The Act of Union in 1707 united Scotland, England, Ireland and Wales. This gave further credence to the female imagery as an inclusive symbol of unity to the four nations.
The final assertion of Britannia as the symbol British power came in the reign of another female sovereign,
The power of British industry and naval strength saw Britannia become the ultimate symbol of Victoria's growing British Empire.
Who is Britannia on coins?
After the Ancient Romans established the link between their far flung territories and the goddess, it became common to see her on the Roman British coins.
Roman siliqua coin depicting Britannia on the reverse or tails.
In A.D. 122, following the expansion of Roman territory, Emperor Hadrian spent time in Britain. Coins were struck to commemorate his visit, including the bronze sestertius and siliqua, which featured an image and inscription of Britannia on the reverse. Further coins featuring Britannia were later minted under Antoninus Pius AD 138-160, in bronze and gold with the inscription IMPERATOR II BRITAN.
The female icon on coins departed with the Romans until reappearing 1672. In this year, Charles II chose to reintroduce Britannia onto his coinage. Britannia is depicted on Charles II's copper halfpennies and farthings, similar to the Roman coins. However, on these coins she also holds a shield bearing the Union flag in a more nationalist display.
A 1797 penny featuring Britannia, which because of its size was nicknamed the ‘Cartwheel penny’.
Since reintroduction, Britannia has continued to feature on various UK common currency coins. Most notably she featured on farthings, halfpenny and one penny coins following the Great Recoinage of 1816. Today, following decimalisation in 1971, Britannia features on circulating 50p and £2 coins.
The 2015 common currency £2 coin featured a reworking of the classic image by Antony Dufort.
Gold Britannia coins
In 1987, to satisfy a growing demand for bullion coins from both coin collectors and investors, the Royal Mint introduced the gold Britannia coins. These contain one ounce of 24-carat gold (since 2013), and have a face value of £100. Along with the 22-carat Sovereign, they are the UK's leading bullion coins.
As UK legal tender, gold coins such as the Britannia are exempt from Capital Gains Tax. Additionally, all investment gold in the UK and EU is VAT-free. This combines to make the gold coin an attractive financial safe haven investment. The 1987 Britannia proved a great success and the Royal Mint went on to strike
coins. In 1997 the Royal Mint also added a

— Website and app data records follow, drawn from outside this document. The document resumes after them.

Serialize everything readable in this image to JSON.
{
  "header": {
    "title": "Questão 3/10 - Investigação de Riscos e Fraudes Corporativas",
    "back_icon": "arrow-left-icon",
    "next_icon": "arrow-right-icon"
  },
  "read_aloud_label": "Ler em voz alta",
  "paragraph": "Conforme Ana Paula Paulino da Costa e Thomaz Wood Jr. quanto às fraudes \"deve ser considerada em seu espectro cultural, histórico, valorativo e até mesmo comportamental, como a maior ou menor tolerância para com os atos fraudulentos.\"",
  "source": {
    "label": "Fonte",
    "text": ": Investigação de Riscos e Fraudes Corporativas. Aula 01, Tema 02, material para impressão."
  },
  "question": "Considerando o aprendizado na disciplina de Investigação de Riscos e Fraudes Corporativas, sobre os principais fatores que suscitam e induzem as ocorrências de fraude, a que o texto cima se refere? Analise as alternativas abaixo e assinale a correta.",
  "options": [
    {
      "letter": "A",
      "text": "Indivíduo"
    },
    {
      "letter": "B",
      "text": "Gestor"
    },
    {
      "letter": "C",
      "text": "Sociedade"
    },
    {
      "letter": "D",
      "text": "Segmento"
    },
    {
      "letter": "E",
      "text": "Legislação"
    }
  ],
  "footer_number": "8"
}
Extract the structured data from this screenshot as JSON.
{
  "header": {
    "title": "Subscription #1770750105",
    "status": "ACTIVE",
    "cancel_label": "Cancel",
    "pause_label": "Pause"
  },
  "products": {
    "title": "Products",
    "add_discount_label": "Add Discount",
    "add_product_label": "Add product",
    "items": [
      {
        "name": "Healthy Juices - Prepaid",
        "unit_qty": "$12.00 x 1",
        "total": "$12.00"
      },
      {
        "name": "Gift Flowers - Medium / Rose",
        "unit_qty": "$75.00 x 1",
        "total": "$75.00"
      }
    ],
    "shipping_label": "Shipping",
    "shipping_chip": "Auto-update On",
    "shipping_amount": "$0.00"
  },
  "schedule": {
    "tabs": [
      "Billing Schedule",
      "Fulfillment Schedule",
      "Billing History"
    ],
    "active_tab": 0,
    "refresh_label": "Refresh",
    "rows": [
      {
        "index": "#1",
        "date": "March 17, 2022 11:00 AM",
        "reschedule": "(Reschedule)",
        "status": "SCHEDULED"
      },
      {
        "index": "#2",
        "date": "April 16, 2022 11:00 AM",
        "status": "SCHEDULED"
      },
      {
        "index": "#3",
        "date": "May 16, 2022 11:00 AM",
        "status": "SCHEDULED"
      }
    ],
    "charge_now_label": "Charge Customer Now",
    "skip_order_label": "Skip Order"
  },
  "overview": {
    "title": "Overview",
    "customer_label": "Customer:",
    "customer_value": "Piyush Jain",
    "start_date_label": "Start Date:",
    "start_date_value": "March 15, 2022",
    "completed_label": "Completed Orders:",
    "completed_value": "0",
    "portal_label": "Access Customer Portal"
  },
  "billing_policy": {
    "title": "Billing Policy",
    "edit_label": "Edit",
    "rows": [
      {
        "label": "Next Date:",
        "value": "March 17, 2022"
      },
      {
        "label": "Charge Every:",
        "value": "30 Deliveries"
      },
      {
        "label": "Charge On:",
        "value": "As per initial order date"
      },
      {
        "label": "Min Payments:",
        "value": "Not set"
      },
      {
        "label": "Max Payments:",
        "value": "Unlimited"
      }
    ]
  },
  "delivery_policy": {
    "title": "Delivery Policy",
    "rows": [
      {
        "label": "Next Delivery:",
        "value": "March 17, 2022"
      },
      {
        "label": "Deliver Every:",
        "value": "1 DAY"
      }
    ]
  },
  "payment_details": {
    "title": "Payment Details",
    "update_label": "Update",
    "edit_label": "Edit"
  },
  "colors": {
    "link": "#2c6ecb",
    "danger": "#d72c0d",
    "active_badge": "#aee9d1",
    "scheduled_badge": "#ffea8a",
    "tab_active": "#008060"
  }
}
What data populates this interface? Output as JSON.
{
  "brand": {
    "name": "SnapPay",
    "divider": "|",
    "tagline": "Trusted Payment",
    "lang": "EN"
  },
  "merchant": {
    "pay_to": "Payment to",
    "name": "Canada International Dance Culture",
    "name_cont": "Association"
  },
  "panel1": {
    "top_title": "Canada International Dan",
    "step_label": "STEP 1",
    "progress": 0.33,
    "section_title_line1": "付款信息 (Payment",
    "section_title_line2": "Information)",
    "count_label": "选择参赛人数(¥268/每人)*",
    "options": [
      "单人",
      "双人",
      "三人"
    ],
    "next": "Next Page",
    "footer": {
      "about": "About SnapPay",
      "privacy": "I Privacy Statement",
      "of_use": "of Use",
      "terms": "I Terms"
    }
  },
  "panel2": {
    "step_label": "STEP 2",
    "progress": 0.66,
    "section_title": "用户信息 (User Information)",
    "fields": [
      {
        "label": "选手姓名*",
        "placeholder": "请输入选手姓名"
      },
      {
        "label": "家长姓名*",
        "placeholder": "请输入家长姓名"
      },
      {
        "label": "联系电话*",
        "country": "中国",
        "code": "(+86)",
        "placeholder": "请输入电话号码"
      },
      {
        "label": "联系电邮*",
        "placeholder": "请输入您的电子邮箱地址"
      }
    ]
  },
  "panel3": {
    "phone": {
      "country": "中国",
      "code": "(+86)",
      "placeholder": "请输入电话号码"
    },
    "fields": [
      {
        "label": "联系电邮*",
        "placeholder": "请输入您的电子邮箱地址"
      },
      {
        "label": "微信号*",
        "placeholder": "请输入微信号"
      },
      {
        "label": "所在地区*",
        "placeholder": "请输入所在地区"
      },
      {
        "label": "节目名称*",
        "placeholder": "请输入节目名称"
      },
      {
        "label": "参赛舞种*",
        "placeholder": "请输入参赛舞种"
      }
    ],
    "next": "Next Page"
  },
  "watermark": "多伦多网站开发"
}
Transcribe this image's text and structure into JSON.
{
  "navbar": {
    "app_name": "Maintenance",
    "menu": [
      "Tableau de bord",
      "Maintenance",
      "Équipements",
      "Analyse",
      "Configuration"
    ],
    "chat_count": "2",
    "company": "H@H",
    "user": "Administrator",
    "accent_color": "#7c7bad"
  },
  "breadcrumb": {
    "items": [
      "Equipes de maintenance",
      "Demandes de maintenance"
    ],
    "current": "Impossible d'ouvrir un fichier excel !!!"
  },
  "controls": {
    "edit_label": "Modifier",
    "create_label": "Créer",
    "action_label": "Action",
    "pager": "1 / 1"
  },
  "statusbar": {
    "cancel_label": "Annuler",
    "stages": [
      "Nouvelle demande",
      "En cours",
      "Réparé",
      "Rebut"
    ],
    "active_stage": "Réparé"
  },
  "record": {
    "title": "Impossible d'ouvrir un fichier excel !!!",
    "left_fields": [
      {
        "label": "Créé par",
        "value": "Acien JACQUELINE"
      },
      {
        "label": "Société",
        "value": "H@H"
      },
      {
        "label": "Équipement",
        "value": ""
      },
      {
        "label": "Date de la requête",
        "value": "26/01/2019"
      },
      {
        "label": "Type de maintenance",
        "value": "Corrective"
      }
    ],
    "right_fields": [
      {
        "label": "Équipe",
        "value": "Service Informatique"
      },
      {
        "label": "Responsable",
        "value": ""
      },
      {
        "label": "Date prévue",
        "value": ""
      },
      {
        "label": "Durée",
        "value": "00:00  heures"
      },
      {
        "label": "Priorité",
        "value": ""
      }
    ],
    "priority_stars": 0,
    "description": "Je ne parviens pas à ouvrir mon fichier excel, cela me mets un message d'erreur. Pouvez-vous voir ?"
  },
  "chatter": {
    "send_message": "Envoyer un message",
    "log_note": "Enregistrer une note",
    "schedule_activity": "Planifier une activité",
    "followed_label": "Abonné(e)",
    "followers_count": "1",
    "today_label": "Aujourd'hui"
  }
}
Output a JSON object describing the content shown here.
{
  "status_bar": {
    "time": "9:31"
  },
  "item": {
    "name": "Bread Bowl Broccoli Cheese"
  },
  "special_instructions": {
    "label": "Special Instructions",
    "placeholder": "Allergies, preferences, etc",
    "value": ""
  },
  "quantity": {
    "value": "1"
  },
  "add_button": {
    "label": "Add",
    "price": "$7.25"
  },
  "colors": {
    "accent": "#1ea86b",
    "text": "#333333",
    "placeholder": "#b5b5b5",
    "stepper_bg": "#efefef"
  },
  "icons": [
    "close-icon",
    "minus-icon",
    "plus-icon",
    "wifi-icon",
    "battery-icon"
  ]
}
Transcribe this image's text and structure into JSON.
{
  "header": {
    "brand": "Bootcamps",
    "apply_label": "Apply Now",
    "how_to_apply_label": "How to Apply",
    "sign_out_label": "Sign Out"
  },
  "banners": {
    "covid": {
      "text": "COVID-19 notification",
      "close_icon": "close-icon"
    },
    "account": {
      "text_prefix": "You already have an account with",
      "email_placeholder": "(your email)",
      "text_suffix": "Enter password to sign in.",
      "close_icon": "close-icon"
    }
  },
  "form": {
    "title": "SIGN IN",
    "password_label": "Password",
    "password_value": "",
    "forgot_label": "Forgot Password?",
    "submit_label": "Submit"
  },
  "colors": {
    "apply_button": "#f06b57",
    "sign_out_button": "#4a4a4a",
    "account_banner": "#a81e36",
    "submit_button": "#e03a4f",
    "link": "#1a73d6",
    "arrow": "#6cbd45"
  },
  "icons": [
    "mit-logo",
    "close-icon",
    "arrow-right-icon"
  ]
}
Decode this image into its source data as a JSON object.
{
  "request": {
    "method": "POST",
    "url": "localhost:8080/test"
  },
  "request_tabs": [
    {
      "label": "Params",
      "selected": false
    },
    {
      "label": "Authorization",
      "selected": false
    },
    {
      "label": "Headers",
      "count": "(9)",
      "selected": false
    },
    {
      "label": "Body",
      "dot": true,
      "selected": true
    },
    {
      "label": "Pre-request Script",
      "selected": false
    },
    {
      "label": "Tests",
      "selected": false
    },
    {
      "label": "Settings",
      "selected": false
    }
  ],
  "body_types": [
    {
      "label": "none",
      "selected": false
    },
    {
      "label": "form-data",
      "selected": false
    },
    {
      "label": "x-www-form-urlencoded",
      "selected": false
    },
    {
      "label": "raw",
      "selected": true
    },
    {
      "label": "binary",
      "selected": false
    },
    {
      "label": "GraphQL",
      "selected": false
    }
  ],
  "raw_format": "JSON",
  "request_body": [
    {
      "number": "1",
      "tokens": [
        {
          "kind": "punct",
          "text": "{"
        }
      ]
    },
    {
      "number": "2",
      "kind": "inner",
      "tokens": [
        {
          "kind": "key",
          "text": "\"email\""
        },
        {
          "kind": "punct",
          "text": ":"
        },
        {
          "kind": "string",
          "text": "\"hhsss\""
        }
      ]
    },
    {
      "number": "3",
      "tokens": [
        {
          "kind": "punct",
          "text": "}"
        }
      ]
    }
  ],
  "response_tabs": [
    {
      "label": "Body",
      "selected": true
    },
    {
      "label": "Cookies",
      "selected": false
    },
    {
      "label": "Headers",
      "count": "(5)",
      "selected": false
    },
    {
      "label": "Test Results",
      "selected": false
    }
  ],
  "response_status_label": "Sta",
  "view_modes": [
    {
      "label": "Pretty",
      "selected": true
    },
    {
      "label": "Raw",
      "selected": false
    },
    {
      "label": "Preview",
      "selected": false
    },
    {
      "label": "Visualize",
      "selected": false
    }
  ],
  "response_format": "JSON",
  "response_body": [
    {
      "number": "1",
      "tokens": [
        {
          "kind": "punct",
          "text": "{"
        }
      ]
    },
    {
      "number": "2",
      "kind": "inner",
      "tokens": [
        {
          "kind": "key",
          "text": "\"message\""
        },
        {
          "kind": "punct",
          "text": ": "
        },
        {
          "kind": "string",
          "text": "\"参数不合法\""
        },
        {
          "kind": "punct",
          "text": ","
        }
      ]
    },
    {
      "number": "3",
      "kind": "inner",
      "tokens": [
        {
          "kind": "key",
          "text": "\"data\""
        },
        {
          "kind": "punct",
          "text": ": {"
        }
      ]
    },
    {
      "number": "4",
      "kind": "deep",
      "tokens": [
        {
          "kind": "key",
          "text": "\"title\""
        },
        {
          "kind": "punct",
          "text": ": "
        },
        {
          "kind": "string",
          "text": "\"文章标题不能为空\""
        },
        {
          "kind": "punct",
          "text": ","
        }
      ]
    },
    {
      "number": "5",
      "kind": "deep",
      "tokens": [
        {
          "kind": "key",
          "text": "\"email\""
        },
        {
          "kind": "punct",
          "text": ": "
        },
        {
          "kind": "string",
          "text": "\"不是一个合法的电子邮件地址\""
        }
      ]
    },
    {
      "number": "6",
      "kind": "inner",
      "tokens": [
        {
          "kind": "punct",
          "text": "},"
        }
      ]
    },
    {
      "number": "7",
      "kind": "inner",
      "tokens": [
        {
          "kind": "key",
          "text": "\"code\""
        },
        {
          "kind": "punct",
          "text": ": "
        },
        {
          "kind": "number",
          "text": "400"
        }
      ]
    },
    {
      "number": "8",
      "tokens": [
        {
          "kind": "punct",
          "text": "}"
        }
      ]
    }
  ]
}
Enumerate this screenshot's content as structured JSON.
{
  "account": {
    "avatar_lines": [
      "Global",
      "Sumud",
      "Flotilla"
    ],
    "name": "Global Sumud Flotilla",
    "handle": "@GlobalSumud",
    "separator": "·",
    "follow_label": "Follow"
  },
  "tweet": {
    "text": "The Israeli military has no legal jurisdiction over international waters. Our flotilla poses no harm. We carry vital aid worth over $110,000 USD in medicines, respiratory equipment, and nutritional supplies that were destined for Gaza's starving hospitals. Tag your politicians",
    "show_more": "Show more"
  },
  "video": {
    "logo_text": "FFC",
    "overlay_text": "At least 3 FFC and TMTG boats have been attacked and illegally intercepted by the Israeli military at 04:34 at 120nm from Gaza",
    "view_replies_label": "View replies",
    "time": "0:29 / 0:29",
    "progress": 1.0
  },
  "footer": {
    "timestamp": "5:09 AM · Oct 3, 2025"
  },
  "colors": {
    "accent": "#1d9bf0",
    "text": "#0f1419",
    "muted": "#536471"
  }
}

silver Britannia coin,
with a £2 face value, which has become the most popular silver coin for investment purposes.
Buying Gold Britannia coins
The design of the Britannia coin has remained largely the same, but there have been unique releases on occasion. BullionByPost sells gold Britannia bullion coins at low premiums including free, fully insured delivery. For those seeking the very lowest prices choose our best value mixed year coins; this will give you the best way to buy a Britannia. For coin collectors or numismatics, we also offer the exact year of Britannia plus other coins feature the iconic figure.